Task ▸
Show all lines from the records below in which the string "Browse" is present.
'''
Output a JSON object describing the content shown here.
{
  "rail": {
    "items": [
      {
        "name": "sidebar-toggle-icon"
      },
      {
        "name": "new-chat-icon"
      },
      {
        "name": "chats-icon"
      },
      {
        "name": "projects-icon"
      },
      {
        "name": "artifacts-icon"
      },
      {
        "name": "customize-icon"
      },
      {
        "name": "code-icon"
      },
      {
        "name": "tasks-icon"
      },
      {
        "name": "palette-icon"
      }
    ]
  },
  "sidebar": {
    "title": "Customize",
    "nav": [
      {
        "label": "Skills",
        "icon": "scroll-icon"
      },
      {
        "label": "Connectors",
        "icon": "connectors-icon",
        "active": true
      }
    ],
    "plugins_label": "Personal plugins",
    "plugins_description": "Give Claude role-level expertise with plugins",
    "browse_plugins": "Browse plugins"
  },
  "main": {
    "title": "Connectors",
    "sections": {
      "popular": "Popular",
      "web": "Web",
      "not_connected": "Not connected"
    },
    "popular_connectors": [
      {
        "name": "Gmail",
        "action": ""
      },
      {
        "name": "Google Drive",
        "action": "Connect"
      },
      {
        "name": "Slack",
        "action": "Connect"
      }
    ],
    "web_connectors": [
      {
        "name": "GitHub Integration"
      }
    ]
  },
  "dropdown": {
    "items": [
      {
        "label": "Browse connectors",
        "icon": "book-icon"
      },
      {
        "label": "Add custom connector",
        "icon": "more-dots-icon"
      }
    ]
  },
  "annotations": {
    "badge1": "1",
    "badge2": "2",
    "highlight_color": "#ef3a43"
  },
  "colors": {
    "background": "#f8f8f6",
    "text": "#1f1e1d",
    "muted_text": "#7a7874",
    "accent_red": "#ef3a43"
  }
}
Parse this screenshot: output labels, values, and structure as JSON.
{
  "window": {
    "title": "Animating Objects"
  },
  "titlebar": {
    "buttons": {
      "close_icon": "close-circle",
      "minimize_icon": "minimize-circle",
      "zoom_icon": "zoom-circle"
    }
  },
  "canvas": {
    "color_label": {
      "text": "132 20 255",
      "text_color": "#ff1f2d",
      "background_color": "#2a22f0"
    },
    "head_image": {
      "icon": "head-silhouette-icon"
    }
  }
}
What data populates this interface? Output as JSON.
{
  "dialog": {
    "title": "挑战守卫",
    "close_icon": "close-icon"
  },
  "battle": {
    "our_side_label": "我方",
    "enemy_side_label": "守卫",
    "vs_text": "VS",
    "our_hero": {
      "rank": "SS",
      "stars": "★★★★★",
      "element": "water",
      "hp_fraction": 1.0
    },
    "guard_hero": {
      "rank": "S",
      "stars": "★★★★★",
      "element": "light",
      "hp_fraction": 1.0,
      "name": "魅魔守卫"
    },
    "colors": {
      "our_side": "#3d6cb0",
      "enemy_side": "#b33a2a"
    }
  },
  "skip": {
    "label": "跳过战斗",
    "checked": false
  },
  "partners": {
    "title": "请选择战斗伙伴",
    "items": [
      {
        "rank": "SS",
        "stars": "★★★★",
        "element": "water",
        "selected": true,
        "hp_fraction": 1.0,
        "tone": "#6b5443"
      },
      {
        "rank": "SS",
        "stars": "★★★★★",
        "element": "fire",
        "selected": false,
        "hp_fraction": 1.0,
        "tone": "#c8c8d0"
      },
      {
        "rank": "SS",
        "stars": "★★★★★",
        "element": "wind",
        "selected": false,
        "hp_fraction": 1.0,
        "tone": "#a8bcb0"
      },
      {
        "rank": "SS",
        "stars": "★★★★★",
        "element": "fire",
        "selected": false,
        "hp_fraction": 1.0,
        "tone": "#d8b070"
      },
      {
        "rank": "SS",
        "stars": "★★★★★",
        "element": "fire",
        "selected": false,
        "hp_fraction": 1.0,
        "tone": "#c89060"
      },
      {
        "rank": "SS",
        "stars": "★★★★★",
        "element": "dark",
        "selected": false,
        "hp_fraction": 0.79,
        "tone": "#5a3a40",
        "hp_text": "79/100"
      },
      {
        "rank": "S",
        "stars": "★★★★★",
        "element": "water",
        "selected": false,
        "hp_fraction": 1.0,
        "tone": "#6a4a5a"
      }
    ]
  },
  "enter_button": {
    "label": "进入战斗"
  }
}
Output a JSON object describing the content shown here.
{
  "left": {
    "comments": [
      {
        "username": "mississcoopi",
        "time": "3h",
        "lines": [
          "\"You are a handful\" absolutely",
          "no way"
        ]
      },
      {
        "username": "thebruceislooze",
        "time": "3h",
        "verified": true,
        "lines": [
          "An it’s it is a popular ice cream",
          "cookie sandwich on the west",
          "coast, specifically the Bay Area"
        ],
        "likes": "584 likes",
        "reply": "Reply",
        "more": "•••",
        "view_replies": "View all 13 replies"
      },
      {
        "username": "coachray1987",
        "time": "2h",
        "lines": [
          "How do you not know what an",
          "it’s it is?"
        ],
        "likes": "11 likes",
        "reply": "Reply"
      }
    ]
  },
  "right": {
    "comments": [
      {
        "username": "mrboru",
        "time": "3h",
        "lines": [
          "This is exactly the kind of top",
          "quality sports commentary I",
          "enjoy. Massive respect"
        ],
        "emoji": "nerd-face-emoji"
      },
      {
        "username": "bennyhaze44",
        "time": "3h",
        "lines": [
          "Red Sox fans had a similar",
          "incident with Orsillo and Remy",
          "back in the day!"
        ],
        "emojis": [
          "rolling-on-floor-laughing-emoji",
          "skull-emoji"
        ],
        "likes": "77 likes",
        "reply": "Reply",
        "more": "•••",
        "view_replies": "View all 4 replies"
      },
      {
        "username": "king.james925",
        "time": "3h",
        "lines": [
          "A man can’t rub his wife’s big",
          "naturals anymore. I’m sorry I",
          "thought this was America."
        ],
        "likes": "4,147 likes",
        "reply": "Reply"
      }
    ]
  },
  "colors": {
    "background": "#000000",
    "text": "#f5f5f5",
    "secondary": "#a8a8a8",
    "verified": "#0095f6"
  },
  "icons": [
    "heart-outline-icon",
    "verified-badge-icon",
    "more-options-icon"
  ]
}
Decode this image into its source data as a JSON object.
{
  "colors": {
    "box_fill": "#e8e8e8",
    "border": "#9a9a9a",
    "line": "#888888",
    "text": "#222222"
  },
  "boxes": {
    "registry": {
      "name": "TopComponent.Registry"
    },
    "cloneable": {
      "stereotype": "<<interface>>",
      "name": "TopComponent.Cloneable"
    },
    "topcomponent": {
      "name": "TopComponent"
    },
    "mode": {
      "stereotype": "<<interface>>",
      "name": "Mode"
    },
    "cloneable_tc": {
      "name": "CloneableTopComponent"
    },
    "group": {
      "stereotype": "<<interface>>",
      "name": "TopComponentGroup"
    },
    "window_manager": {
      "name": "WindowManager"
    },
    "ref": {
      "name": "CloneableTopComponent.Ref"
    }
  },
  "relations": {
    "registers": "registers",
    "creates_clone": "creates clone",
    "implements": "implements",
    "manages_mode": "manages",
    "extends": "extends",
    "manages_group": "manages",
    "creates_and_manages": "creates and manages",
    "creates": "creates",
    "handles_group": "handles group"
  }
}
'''
Output of the exercise ▸
    "browse_plugins": "Browse plugins"
        "label": "Browse connectors",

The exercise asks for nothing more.